- **Task description**:
Copy every record word for word.

===== Task input

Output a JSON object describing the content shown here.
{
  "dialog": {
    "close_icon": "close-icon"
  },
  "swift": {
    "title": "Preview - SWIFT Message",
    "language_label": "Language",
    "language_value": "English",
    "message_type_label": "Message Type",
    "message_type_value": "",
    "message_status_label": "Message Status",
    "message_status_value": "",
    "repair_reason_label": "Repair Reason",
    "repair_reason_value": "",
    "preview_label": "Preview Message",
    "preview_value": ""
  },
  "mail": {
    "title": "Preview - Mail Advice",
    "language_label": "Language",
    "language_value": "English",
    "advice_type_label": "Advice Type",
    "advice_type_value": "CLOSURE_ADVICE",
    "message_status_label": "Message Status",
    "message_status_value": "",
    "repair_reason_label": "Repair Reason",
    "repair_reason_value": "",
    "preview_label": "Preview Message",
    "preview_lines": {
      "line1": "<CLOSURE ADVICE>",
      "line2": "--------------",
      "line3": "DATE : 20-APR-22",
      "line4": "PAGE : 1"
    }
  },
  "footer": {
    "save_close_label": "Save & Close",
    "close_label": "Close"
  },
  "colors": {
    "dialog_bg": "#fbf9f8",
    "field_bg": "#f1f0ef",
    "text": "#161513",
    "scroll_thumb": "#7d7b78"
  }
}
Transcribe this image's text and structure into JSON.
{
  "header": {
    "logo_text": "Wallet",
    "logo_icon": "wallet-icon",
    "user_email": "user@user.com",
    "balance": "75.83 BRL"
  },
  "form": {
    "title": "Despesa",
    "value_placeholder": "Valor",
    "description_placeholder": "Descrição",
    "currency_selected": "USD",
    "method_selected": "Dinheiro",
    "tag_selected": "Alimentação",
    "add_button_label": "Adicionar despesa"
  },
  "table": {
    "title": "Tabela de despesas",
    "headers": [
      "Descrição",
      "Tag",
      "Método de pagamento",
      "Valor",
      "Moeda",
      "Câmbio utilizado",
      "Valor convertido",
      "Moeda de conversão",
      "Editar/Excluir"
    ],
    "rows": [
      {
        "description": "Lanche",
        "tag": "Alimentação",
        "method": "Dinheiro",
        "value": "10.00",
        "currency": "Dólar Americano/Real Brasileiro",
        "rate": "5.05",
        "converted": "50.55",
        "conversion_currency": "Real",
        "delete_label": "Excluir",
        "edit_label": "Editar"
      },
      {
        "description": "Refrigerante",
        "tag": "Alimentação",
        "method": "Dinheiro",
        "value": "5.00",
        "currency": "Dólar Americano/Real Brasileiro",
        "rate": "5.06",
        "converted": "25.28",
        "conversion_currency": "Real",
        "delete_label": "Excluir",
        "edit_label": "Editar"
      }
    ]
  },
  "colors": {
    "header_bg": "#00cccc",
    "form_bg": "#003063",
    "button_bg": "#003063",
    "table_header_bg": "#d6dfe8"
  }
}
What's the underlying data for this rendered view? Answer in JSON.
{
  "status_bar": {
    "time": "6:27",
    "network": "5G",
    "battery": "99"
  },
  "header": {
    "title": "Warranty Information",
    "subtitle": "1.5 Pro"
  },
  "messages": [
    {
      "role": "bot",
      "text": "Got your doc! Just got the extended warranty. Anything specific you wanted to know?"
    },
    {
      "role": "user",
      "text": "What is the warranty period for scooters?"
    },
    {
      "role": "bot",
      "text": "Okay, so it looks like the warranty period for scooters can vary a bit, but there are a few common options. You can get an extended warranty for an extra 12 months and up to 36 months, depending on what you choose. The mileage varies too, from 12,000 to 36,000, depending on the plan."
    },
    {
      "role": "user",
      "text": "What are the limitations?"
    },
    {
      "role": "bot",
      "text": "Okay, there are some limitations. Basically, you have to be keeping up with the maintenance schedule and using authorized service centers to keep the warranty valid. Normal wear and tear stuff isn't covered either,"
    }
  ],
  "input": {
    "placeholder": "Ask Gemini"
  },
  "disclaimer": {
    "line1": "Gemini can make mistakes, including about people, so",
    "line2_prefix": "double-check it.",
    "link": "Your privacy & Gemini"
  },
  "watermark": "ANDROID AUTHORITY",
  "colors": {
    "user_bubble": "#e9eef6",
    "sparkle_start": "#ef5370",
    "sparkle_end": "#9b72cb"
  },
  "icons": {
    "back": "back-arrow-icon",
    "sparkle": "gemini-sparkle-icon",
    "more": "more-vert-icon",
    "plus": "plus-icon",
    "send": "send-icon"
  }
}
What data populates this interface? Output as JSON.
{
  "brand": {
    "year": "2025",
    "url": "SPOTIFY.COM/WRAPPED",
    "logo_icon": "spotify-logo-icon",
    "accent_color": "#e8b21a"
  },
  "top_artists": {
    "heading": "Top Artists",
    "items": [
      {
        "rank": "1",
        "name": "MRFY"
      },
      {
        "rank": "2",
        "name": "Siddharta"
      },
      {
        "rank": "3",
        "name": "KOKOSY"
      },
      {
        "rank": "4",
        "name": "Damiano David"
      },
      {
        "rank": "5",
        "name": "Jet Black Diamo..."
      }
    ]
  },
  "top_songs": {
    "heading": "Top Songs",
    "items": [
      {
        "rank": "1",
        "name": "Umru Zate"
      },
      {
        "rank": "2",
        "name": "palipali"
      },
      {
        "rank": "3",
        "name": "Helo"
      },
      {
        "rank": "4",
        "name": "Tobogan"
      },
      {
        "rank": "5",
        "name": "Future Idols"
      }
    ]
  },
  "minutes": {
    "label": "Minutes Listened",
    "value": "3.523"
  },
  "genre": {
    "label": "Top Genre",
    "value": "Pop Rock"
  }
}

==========

- **Answer to this exercise**:
Output a JSON object describing the content shown here.
{
  "dialog": {
    "close_icon": "close-icon"
  },
  "swift": {
    "title": "Preview - SWIFT Message",
    "language_label": "Language",
    "language_value": "English",
    "message_type_label": "Message Type",
    "message_type_value": "",
    "message_status_label": "Message Status",
    "message_status_value": "",
    "repair_reason_label": "Repair Reason",
    "repair_reason_value": "",
    "preview_label": "Preview Message",
    "preview_value": ""
  },
  "mail": {
    "title": "Preview - Mail Advice",
    "language_label": "Language",
    "language_value": "English",
    "advice_type_label": "Advice Type",
    "advice_type_value": "CLOSURE_ADVICE",
    "message_status_label": "Message Status",
    "message_status_value": "",
    "repair_reason_label": "Repair Reason",
    "repair_reason_value": "",
    "preview_label": "Preview Message",
    "preview_lines": {
      "line1": "<CLOSURE ADVICE>",
      "line2": "--------------",
      "line3": "DATE : 20-APR-22",
      "line4": "PAGE : 1"
    }
  },
  "footer": {
    "save_close_label": "Save & Close",
    "close_label": "Close"
  },
  "colors": {
    "dialog_bg": "#fbf9f8",
    "field_bg": "#f1f0ef",
    "text": "#161513",
    "scroll_thumb": "#7d7b78"
  }
}
Transcribe this image's text and structure into JSON.
{
  "header": {
    "logo_text": "Wallet",
    "logo_icon": "wallet-icon",
    "user_email": "user@user.com",
    "balance": "75.83 BRL"
  },
  "form": {
    "title": "Despesa",
    "value_placeholder": "Valor",
    "description_placeholder": "Descrição",
    "currency_selected": "USD",
    "method_selected": "Dinheiro",
    "tag_selected": "Alimentação",
    "add_button_label": "Adicionar despesa"
  },
  "table": {
    "title": "Tabela de despesas",
    "headers": [
      "Descrição",
      "Tag",
      "Método de pagamento",
      "Valor",
      "Moeda",
      "Câmbio utilizado",
      "Valor convertido",
      "Moeda de conversão",
      "Editar/Excluir"
    ],
    "rows": [
      {
        "description": "Lanche",
        "tag": "Alimentação",
        "method": "Dinheiro",
        "value": "10.00",
        "currency": "Dólar Americano/Real Brasileiro",
        "rate": "5.05",
        "converted": "50.55",
        "conversion_currency": "Real",
        "delete_label": "Excluir",
        "edit_label": "Editar"
      },
      {
        "description": "Refrigerante",
        "tag": "Alimentação",
        "method": "Dinheiro",
        "value": "5.00",
        "currency": "Dólar Americano/Real Brasileiro",
        "rate": "5.06",
        "converted": "25.28",
        "conversion_currency": "Real",
        "delete_label": "Excluir",
        "edit_label": "Editar"
      }
    ]
  },
  "colors": {
    "header_bg": "#00cccc",
    "form_bg": "#003063",
    "button_bg": "#003063",
    "table_header_bg": "#d6dfe8"
  }
}
What's the underlying data for this rendered view? Answer in JSON.
{
  "status_bar": {
    "time": "6:27",
    "network": "5G",
    "battery": "99"
  },
  "header": {
    "title": "Warranty Information",
    "subtitle": "1.5 Pro"
  },
  "messages": [
    {
      "role": "bot",
      "text": "Got your doc! Just got the extended warranty. Anything specific you wanted to know?"
    },
    {
      "role": "user",
      "text": "What is the warranty period for scooters?"
    },
    {
      "role": "bot",
      "text": "Okay, so it looks like the warranty period for scooters can vary a bit, but there are a few common options. You can get an extended warranty for an extra 12 months and up to 36 months, depending on what you choose. The mileage varies too, from 12,000 to 36,000, depending on the plan."
    },
    {
      "role": "user",
      "text": "What are the limitations?"
    },
    {
      "role": "bot",
      "text": "Okay, there are some limitations. Basically, you have to be keeping up with the maintenance schedule and using authorized service centers to keep the warranty valid. Normal wear and tear stuff isn't covered either,"
    }
  ],
  "input": {
    "placeholder": "Ask Gemini"
  },
  "disclaimer": {
    "line1": "Gemini can make mistakes, including about people, so",
    "line2_prefix": "double-check it.",
    "link": "Your privacy & Gemini"
  },
  "watermark": "ANDROID AUTHORITY",
  "colors": {
    "user_bubble": "#e9eef6",
    "sparkle_start": "#ef5370",
    "sparkle_end": "#9b72cb"
  },
  "icons": {
    "back": "back-arrow-icon",
    "sparkle": "gemini-sparkle-icon",
    "more": "more-vert-icon",
    "plus": "plus-icon",
    "send": "send-icon"
  }
}
What data populates this interface? Output as JSON.
{
  "brand": {
    "year": "2025",
    "url": "SPOTIFY.COM/WRAPPED",
    "logo_icon": "spotify-logo-icon",
    "accent_color": "#e8b21a"
  },
  "top_artists": {
    "heading": "Top Artists",
    "items": [
      {
        "rank": "1",
        "name": "MRFY"
      },
      {
        "rank": "2",
        "name": "Siddharta"
      },
      {
        "rank": "3",
        "name": "KOKOSY"
      },
      {
        "rank": "4",
        "name": "Damiano David"
      },
      {
        "rank": "5",
        "name": "Jet Black Diamo..."
      }
    ]
  },
  "top_songs": {
    "heading": "Top Songs",
    "items": [
      {
        "rank": "1",
        "name": "Umru Zate"
      },
      {
        "rank": "2",
        "name": "palipali"
      },
      {
        "rank": "3",
        "name": "Helo"
      },
      {
        "rank": "4",
        "name": "Tobogan"
      },
      {
        "rank": "5",
        "name": "Future Idols"
      }
    ]
  },
  "minutes": {
    "label": "Minutes Listened",
    "value": "3.523"
  },
  "genre": {
    "label": "Top Genre",
    "value": "Pop Rock"
  }
}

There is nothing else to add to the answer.